The door to the dressing room opened and Ricky Hatton
entered. Paulie rose and the fighters embraced.
“It was a good fight, mate,” Hatton said. “You weren’t that far behind me. Most of the time, you were causing me murder.”
There were more mutual compliments. Then Hatton left.
Paulie kicked a towel that was on the floor. “The most important fight of my life and I didn’t finish. I’m better than being stopped.”
“You didn’t get stopped. Someone else stopped it.”
“Yeah; but that’s not what the record book will say. The record book will say ‘TKO by 11.’ It goes down in history now; Paulie Malignaggi got stopped.”
“You fought a good fight.”
“No, I didn’t. I fought like I was forty years old. I saw openings, but my mind and hands wouldn’t connect.”
“Did your hands give you trouble?”
“My hands are fine. How could I hurt my hands? I didn’t hit him all night.”
As for what comes next; for Ricky Hatton
, the dream lives on. He can expect a historic payday in his next fight; most likely against Oscar De La Hoya, Manny Pacquiao, or Floyd Mayweather Jr.
For Malignaggi, the future is more complicated.
One can argue either way as to whether or not Hatton-Malignaggi should have been stopped. Paulie was losing. He wasn’t going to knock Hatton out. Rounds eleven and twelve are the rounds in which fighters who are behind and fading tend to take the most punishment.
But Paulie has a lot of pride. And a fighter’s mental state is often as important as his physical wellbeing.

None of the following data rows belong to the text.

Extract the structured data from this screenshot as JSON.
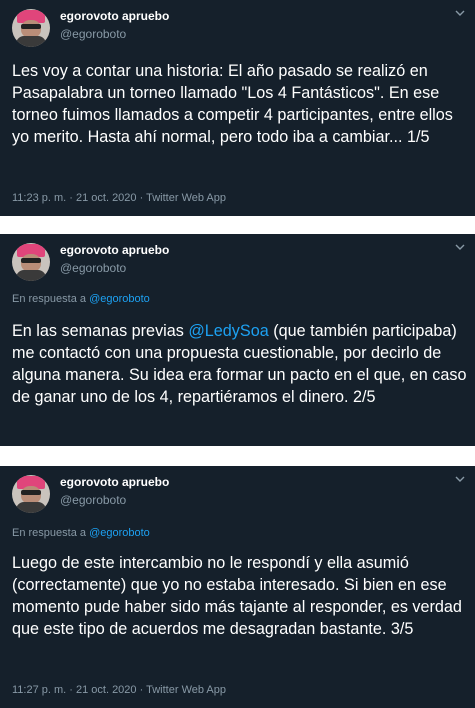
{
  "author": {
    "name": "egorovoto apruebo",
    "handle": "@egoroboto"
  },
  "reply_prefix": "En respuesta a",
  "reply_to": "@egoroboto",
  "tweets": [
    {
      "text": "Les voy a contar una historia: El año pasado se realizó en Pasapalabra un torneo llamado \"Los 4 Fantásticos\". En ese torneo fuimos llamados a competir 4 participantes, entre ellos yo merito. Hasta ahí normal, pero todo iba a cambiar... 1/5",
      "meta": "11:23 p. m. · 21 oct. 2020 · Twitter Web App"
    },
    {
      "text_before": "En las semanas previas ",
      "mention": "@LedySoa",
      "text_after": " (que también participaba) me contactó con una propuesta cuestionable, por decirlo de alguna manera. Su idea era formar un pacto en el que, en caso de ganar uno de los 4, repartiéramos el dinero. 2/5"
    },
    {
      "text": "Luego de este intercambio no le respondí y ella asumió (correctamente) que yo no estaba interesado. Si bien en ese momento pude haber sido más tajante al responder, es verdad que este tipo de acuerdos me desagradan bastante. 3/5",
      "meta": "11:27 p. m. · 21 oct. 2020 · Twitter Web App"
    }
  ],
  "colors": {
    "background": "#15202b",
    "text": "#ffffff",
    "secondary": "#8899a6",
    "link": "#1da1f2"
  },
  "icons": [
    "avatar",
    "chevron-down-icon"
  ]
}
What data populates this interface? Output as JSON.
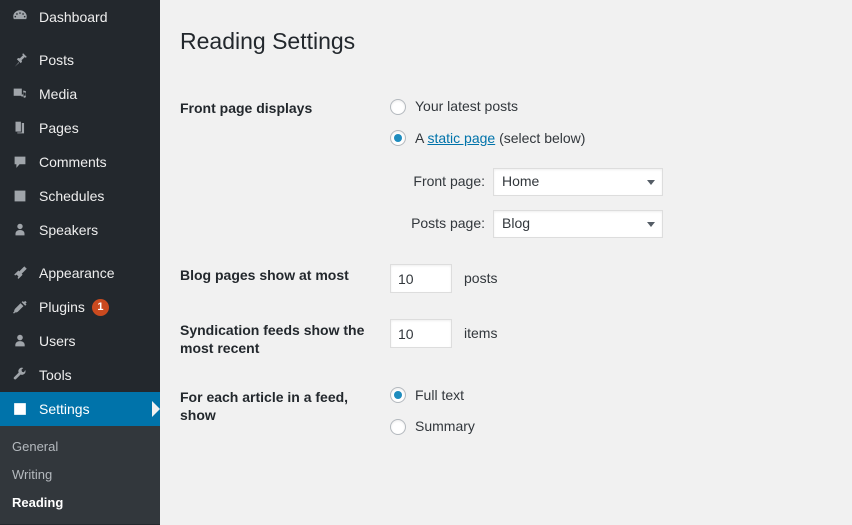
{
  "sidebar": {
    "items": [
      {
        "label": "Dashboard",
        "icon": "dashboard-icon",
        "name": "sidebar-item-dashboard"
      },
      {
        "label": "Posts",
        "icon": "pin-icon",
        "name": "sidebar-item-posts"
      },
      {
        "label": "Media",
        "icon": "media-icon",
        "name": "sidebar-item-media"
      },
      {
        "label": "Pages",
        "icon": "pages-icon",
        "name": "sidebar-item-pages"
      },
      {
        "label": "Comments",
        "icon": "comment-icon",
        "name": "sidebar-item-comments"
      },
      {
        "label": "Schedules",
        "icon": "calendar-icon",
        "name": "sidebar-item-schedules"
      },
      {
        "label": "Speakers",
        "icon": "user-icon",
        "name": "sidebar-item-speakers"
      },
      {
        "label": "Appearance",
        "icon": "brush-icon",
        "name": "sidebar-item-appearance"
      },
      {
        "label": "Plugins",
        "icon": "plug-icon",
        "name": "sidebar-item-plugins",
        "badge": "1"
      },
      {
        "label": "Users",
        "icon": "users-icon",
        "name": "sidebar-item-users"
      },
      {
        "label": "Tools",
        "icon": "wrench-icon",
        "name": "sidebar-item-tools"
      },
      {
        "label": "Settings",
        "icon": "sliders-icon",
        "name": "sidebar-item-settings",
        "current": true
      }
    ],
    "submenu": [
      {
        "label": "General",
        "name": "submenu-item-general"
      },
      {
        "label": "Writing",
        "name": "submenu-item-writing"
      },
      {
        "label": "Reading",
        "name": "submenu-item-reading",
        "active": true
      }
    ],
    "badge_color": "#ca4a1f",
    "current_color": "#0073aa"
  },
  "page": {
    "title": "Reading Settings"
  },
  "form": {
    "front_page_displays": {
      "label": "Front page displays",
      "option_latest_posts": "Your latest posts",
      "latest_posts_checked": false,
      "static_page_checked": true,
      "static_prefix": "A ",
      "static_link": "static page",
      "static_suffix": " (select below)",
      "front_page_label": "Front page:",
      "front_page_value": "Home",
      "posts_page_label": "Posts page:",
      "posts_page_value": "Blog"
    },
    "blog_pages": {
      "label": "Blog pages show at most",
      "value": "10",
      "unit": "posts"
    },
    "syndication": {
      "label": "Syndication feeds show the most recent",
      "value": "10",
      "unit": "items"
    },
    "article_feed": {
      "label": "For each article in a feed, show",
      "option_full_text": "Full text",
      "full_text_checked": true,
      "option_summary": "Summary",
      "summary_checked": false
    }
  }
}
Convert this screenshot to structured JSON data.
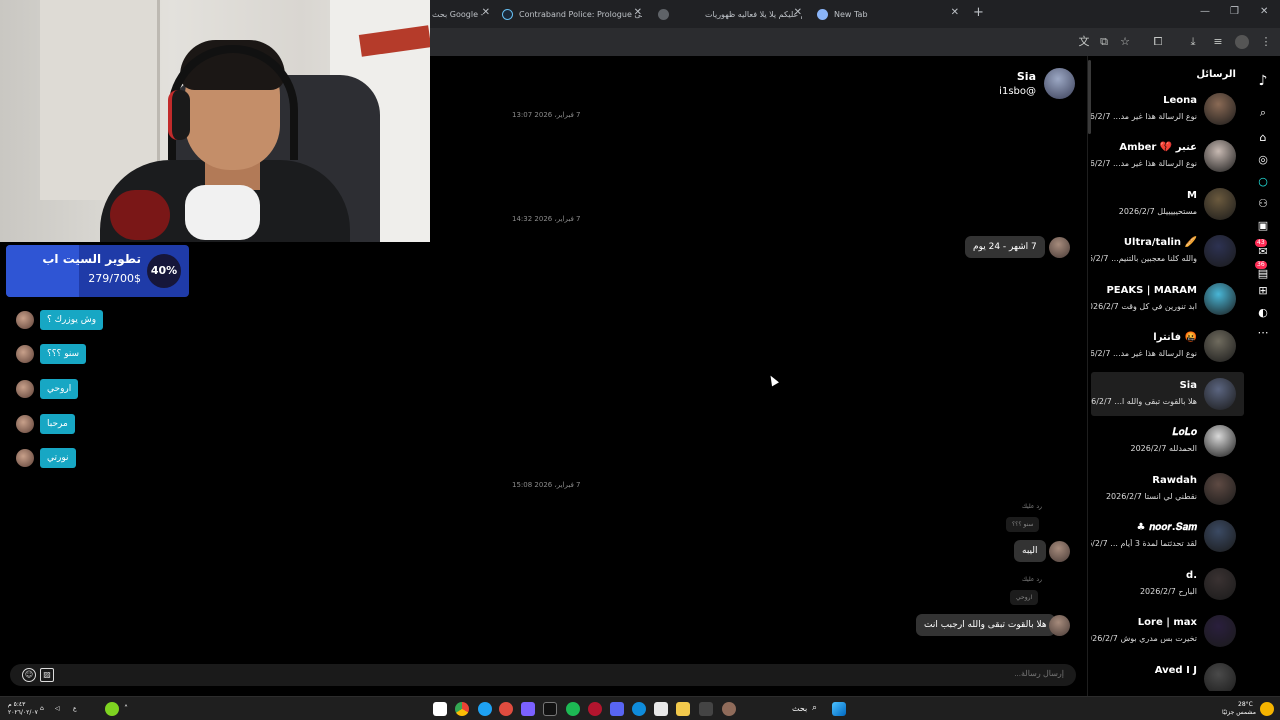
{
  "browser": {
    "tabs": [
      {
        "label": "بحث Google -"
      },
      {
        "label": "Contraband Police: Prologue على Steam"
      },
      {
        "label": "السلام عليكم يلا يلا فعاليه ظهوريات"
      },
      {
        "label": "New Tab"
      }
    ]
  },
  "goal": {
    "title": "تطوير السيت اب",
    "amount": "279/700$",
    "percent_label": "40%",
    "progress": 0.4
  },
  "overlay_chat": [
    {
      "text": "وش يوزرك ؟"
    },
    {
      "text": "سنو ؟؟؟"
    },
    {
      "text": "اروحي"
    },
    {
      "text": "مرحبا"
    },
    {
      "text": "نورتي"
    }
  ],
  "conversation": {
    "name": "Sia",
    "handle": "i1sbo@",
    "dates": [
      "7 فبراير، 2026 13:07",
      "7 فبراير، 2026 14:32",
      "7 فبراير، 2026 15:08"
    ],
    "messages": [
      {
        "text": "7 اشهر - 24 يوم"
      },
      {
        "reply_label": "رد عليك",
        "quote": "سنو ؟؟؟",
        "text": "اليبه"
      },
      {
        "reply_label": "رد عليك",
        "quote": "اروحي",
        "text": "هلا بالقوت تبقى والله ارجبب انت"
      }
    ],
    "composer_placeholder": "إرسال رسالة..."
  },
  "sidebar": {
    "title": "الرسائل",
    "items": [
      {
        "name": "Leona",
        "preview": "نوع الرسالة هذا غير مد... 2026/2/7",
        "color": "#8a6a55"
      },
      {
        "name": "Amber 💔 عنبر",
        "preview": "نوع الرسالة هذا غير مد... 2026/2/7",
        "color": "#c7b9b2"
      },
      {
        "name": "M",
        "preview": "مستحيييييلل 2026/2/7",
        "color": "#6b5a3e"
      },
      {
        "name": "Ultra/talin 🥖",
        "preview": "والله كلنا معجبين بالتنيم... 2026/2/7",
        "color": "#2d3252"
      },
      {
        "name": "PEAKS | MARAM",
        "preview": "ابد تنورين في كل وقت 2026/2/7",
        "color": "#49b6d6"
      },
      {
        "name": "فانترا 🤬",
        "preview": "نوع الرسالة هذا غير مد... 2026/2/7",
        "color": "#6f6b5e"
      },
      {
        "name": "Sia",
        "preview": "هلا بالقوت تبقى والله ا... 2026/2/7",
        "color": "#5b6580"
      },
      {
        "name": "𝑳𝒐𝑳𝒐",
        "preview": "الحمدلله 2026/2/7",
        "color": "#d8d8d8"
      },
      {
        "name": "Rawdah",
        "preview": "نقطني لي انستا 2026/2/7",
        "color": "#5e4a43"
      },
      {
        "name": "♣ 𝒏𝒐𝒐𝒓.𝑺𝒂𝒎",
        "preview": "لقد تحدثتما لمدة 3 أيام ... 2026/2/7",
        "color": "#3b4a63"
      },
      {
        "name": "d.",
        "preview": "البارح 2026/2/7",
        "color": "#3a3232"
      },
      {
        "name": "Lore | max",
        "preview": "تخيرت بس مدري بوش 2026/2/7",
        "color": "#2a1f3d"
      },
      {
        "name": "Aved I J",
        "preview": "",
        "color": "#4a4a4a"
      }
    ]
  },
  "rail": {
    "badge1": "43",
    "badge2": "36"
  },
  "taskbar": {
    "search_label": "بحث",
    "time": "٥:٤٣ م",
    "date": "٢٠٢٦/٠٢/٠٧",
    "weather": "28°C",
    "weather_desc": "مشمس جزئيًا"
  }
}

The belief here, with the advantage of twenty-twenty hindsight, is that, until there was a knockdown, he should have been given the opportunity to finish.
Malignaggi is still a good fighter. In today’s world of multiple champions in each weight division, he could win a title again. Herman Ngoudjo and Juan Urango will fight for the IBF 140-pound belt on January 30, 2009. Paulie has beaten Ngoudjo and, given the opportunity, would be competitive against either man. Ditto for Malignaggi versus Timothy Bradley, Andreas Kotelnik, and the winner of the December 13th fight between Kendall Holt and Ricardo Torres (the other sanctioning body title claimants).
But none of these would be big-money fights. The dream of super-stardom as a fighter and the riches that come with it is all but gone. And more to the point, Paulie says, “If I can’t be the best, I don’t know that I want to fight anymore.”
Putting his career in perspective; Malignaggi has had two world-class performances. When he beat Lovemore N’dou in 2007, he did more than win a belt. He fought with the skill of a true champion. And against Miguel Cotto, Paulie showed a heart as big as any fighter ever. No one can take those performances away from him. Like his loss to Ricky Hatton
, they’re part of boxing history.
But Hatton-Malignaggi was the third fight in a row that Paulie fell short of his own expectations. Now he’s facing the hard reality that fighters who rely on quickness and speed peak early. His prime years are nearing an end. His career is analogous to that of a baseball or football player who’s good enough to start on a team that wins the World Series or Super Bowl. That player might not make it to the Hall of Fame, but he has earned his championship ring.
Thus, three thoughts to close on:
You can’t be in boxing if you’re not willing to risk having your heart broken.
No matter how badly a fighter wants it, his opponent wants it too.
As a fighter, Paulie Malignaggi has exceeded everyone’s expectations but his own. Thomas Hauser
can be reached by email at email@example.com